• WHAT THE EXERCISE ASKS:
In the records that come next, find every line with "icon". Return those lines.

• Stored items from a collection:
※ ※ ※
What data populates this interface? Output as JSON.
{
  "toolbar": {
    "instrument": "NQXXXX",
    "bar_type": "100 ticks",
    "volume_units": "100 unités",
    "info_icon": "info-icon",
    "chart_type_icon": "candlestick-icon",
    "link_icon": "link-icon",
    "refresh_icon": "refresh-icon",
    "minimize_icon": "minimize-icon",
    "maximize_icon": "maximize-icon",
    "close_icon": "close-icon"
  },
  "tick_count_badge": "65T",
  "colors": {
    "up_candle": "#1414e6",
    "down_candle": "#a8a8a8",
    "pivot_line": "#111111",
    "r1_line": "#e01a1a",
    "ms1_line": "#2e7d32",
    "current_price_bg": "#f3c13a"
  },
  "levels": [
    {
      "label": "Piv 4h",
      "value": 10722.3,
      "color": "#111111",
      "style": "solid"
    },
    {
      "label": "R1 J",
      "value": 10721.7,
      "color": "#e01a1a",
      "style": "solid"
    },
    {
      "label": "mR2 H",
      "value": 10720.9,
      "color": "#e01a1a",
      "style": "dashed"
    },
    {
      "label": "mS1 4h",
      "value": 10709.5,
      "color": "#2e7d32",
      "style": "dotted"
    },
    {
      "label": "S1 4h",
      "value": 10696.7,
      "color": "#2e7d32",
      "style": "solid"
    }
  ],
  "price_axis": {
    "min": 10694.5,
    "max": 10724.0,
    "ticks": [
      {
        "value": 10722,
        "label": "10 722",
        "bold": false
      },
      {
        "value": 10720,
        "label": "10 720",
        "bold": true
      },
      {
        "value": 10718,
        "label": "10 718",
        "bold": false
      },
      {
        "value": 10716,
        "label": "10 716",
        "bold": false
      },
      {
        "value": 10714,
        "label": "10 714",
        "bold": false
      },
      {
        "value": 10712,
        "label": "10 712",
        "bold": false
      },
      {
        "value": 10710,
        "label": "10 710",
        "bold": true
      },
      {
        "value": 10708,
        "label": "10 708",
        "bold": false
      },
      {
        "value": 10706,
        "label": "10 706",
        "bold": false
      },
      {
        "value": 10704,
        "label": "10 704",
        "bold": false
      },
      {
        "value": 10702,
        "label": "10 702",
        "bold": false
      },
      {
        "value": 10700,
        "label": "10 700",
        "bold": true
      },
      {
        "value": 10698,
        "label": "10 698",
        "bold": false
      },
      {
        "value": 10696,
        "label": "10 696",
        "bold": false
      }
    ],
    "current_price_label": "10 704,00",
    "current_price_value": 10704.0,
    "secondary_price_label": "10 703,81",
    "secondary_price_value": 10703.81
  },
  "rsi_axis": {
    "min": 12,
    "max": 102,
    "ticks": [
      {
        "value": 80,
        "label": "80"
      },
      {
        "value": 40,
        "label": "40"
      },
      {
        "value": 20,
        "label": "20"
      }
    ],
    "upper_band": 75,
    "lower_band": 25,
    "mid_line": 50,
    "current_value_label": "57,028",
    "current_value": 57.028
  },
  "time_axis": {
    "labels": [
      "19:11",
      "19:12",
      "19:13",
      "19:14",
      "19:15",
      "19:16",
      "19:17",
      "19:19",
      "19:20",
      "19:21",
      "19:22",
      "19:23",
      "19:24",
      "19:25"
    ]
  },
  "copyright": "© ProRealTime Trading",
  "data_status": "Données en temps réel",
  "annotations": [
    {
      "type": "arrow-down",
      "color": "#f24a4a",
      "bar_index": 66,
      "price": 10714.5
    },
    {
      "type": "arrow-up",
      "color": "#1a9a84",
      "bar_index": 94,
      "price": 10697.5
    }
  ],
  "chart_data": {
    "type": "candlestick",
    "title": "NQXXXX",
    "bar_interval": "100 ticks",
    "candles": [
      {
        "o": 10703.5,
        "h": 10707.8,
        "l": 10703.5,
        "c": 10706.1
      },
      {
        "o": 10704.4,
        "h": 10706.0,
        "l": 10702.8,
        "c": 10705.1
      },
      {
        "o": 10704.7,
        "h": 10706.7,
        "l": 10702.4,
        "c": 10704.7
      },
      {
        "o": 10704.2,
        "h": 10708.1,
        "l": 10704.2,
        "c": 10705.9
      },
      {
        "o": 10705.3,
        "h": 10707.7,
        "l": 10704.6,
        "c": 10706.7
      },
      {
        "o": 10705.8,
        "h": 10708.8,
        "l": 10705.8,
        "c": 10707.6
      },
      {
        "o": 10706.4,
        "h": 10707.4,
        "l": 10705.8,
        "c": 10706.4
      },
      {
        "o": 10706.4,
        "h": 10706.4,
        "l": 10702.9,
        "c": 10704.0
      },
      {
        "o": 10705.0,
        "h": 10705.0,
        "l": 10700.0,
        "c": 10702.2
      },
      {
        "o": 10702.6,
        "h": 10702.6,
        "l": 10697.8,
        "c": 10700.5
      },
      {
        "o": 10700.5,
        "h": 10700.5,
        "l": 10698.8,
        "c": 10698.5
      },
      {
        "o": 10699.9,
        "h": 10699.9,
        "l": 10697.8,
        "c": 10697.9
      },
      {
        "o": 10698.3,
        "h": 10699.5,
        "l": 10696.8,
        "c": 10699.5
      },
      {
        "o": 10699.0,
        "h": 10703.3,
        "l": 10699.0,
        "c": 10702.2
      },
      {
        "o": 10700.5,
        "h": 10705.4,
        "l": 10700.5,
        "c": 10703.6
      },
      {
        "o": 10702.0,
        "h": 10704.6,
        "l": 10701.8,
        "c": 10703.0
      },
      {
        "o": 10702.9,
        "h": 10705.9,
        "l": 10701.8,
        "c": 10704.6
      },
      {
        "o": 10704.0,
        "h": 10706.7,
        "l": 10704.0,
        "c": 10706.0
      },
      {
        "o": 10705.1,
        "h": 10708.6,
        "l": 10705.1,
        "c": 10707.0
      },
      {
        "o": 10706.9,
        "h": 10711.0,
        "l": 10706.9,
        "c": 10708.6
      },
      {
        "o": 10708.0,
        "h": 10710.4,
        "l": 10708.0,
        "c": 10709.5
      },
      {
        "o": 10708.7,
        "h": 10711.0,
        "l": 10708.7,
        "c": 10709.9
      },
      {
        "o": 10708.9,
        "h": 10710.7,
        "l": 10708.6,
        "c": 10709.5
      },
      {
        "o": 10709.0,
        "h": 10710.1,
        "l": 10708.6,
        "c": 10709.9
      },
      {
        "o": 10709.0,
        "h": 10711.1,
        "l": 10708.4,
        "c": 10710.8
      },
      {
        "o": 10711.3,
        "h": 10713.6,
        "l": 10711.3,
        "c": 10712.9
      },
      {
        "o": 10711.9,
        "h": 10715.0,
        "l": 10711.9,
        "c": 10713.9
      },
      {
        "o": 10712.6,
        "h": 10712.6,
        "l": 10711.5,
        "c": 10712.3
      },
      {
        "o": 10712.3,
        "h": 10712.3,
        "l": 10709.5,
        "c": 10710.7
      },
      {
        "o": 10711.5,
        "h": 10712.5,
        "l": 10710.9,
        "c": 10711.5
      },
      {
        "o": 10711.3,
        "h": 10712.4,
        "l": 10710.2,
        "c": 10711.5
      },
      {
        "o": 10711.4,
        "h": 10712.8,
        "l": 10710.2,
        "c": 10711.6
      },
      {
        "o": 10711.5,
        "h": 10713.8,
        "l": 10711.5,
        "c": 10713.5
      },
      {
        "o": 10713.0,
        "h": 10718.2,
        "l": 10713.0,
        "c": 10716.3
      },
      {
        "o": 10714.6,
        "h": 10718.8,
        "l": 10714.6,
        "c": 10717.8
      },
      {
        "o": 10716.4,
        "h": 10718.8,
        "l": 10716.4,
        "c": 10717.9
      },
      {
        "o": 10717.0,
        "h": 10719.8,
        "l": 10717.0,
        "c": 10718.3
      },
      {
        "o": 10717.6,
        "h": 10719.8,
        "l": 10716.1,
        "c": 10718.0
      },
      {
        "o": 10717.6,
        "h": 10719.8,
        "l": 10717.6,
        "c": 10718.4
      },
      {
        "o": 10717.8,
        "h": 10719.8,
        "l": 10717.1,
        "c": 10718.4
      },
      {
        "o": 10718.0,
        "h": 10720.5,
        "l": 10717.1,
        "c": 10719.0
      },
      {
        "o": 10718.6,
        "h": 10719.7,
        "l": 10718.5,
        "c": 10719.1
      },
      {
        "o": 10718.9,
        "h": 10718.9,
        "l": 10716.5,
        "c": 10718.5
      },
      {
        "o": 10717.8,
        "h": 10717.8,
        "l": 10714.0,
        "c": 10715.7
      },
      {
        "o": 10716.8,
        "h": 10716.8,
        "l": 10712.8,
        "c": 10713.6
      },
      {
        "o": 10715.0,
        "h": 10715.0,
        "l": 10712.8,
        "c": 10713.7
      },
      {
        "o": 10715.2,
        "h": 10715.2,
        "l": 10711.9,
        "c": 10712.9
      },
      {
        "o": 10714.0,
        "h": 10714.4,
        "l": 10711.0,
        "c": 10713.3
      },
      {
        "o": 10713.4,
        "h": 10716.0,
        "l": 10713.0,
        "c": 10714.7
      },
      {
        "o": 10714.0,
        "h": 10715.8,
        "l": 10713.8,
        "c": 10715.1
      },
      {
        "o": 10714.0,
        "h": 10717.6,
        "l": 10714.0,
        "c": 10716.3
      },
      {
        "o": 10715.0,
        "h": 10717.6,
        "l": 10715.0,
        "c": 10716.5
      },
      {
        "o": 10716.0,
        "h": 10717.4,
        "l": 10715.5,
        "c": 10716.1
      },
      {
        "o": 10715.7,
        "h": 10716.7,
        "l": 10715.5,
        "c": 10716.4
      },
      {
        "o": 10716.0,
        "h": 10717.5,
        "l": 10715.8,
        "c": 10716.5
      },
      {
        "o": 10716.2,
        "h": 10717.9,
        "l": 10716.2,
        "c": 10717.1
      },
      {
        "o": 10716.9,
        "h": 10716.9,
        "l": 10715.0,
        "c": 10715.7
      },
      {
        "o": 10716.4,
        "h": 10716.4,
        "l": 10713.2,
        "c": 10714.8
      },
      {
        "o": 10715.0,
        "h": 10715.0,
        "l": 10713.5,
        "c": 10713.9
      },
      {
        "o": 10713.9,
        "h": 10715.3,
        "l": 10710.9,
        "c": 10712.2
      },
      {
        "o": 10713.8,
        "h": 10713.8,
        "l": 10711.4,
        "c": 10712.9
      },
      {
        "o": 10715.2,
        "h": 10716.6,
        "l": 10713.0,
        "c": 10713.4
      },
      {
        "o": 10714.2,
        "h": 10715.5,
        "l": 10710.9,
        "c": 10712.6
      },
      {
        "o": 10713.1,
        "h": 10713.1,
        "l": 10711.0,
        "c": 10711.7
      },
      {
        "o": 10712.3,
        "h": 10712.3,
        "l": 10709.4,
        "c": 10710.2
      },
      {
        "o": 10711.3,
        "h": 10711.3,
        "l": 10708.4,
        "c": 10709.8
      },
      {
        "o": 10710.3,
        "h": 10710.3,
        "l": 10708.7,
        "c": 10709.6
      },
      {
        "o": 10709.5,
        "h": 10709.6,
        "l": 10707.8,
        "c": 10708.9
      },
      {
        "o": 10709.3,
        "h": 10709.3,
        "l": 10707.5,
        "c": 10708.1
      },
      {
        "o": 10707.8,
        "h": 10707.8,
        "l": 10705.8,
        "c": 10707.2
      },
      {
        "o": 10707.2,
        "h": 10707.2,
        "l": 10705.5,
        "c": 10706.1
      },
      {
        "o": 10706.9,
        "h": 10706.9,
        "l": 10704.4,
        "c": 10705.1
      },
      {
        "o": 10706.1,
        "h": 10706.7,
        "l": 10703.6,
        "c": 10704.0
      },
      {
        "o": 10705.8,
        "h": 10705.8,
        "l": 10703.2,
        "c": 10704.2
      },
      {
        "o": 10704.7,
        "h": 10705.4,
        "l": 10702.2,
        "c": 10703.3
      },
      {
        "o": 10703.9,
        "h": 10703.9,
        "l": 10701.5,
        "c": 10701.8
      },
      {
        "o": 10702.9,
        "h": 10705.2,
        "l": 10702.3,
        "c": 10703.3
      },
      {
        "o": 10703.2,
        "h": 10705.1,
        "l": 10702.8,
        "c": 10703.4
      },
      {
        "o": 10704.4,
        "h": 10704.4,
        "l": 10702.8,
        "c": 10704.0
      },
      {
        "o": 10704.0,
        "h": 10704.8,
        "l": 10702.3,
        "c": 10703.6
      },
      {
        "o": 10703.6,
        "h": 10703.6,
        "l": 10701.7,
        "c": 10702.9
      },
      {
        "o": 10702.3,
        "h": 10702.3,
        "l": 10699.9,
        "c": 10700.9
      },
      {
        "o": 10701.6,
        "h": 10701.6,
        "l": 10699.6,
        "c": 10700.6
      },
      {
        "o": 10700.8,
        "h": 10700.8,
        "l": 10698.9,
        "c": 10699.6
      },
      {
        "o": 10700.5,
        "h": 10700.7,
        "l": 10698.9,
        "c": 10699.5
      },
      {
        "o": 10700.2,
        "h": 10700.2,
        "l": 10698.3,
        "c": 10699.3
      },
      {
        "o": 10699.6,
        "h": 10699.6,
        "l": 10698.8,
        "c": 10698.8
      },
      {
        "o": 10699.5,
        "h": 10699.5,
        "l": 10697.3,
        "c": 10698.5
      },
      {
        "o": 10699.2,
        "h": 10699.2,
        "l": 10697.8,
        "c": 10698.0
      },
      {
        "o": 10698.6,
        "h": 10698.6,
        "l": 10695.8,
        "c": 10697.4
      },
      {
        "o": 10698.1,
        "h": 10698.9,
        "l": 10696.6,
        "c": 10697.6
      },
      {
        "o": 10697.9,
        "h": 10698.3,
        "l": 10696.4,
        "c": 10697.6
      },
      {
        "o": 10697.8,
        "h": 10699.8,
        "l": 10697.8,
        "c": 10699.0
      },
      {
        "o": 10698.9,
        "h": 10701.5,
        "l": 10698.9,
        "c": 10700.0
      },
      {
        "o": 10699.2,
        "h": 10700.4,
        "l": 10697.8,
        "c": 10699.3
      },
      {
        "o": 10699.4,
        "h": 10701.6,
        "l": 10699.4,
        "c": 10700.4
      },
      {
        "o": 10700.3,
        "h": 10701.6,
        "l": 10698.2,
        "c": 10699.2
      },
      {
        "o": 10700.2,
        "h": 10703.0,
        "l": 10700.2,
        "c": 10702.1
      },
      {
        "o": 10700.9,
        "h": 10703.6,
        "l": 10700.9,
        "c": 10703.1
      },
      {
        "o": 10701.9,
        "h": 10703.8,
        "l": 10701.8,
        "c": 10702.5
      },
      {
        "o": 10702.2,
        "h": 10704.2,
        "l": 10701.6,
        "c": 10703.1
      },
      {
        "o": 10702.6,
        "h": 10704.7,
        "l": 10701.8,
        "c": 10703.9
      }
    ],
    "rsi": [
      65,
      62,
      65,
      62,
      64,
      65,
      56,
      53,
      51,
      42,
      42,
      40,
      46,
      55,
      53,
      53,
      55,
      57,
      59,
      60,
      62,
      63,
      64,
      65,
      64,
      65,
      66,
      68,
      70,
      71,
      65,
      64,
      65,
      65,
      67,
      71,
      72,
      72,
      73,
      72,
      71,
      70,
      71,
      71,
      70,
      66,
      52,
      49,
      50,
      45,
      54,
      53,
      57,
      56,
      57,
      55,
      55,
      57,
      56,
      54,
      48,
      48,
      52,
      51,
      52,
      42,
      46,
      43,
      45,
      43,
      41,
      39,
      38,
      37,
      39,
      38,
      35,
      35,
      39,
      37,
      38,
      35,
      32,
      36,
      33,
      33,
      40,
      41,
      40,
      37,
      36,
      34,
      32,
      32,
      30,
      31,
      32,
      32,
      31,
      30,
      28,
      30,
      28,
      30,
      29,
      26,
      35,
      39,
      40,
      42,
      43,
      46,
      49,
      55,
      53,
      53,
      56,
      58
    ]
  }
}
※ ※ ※
• EXERCISE RESULT:
    "info_icon": "info-icon",
    "chart_type_icon": "candlestick-icon",
    "link_icon": "link-icon",
    "refresh_icon": "refresh-icon",
    "minimize_icon": "minimize-icon",
    "maximize_icon": "maximize-icon",
    "close_icon": "close-icon"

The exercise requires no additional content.